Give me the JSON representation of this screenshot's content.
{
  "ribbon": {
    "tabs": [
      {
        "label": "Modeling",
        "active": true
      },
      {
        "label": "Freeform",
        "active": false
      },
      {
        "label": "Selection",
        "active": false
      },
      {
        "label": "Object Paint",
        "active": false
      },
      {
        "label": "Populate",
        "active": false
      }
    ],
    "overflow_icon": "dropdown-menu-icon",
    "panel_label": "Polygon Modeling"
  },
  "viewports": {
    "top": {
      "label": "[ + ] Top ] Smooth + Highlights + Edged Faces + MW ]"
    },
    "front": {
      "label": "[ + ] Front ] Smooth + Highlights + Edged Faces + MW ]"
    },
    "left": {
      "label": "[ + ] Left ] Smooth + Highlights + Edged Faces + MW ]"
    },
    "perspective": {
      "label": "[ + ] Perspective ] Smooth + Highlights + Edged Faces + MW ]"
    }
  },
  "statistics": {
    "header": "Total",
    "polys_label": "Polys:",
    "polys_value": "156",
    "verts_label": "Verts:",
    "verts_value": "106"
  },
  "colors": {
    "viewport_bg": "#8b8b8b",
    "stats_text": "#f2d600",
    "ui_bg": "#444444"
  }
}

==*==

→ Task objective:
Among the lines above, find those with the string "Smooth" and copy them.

→ Result below:
      "label": "[ + ] Top ] Smooth + Highlights + Edged Faces + MW ]"
      "label": "[ + ] Front ] Smooth + Highlights + Edged Faces + MW ]"
      "label": "[ + ] Left ] Smooth + Highlights + Edged Faces + MW ]"
      "label": "[ + ] Perspective ] Smooth + Highlights + Edged Faces + MW ]"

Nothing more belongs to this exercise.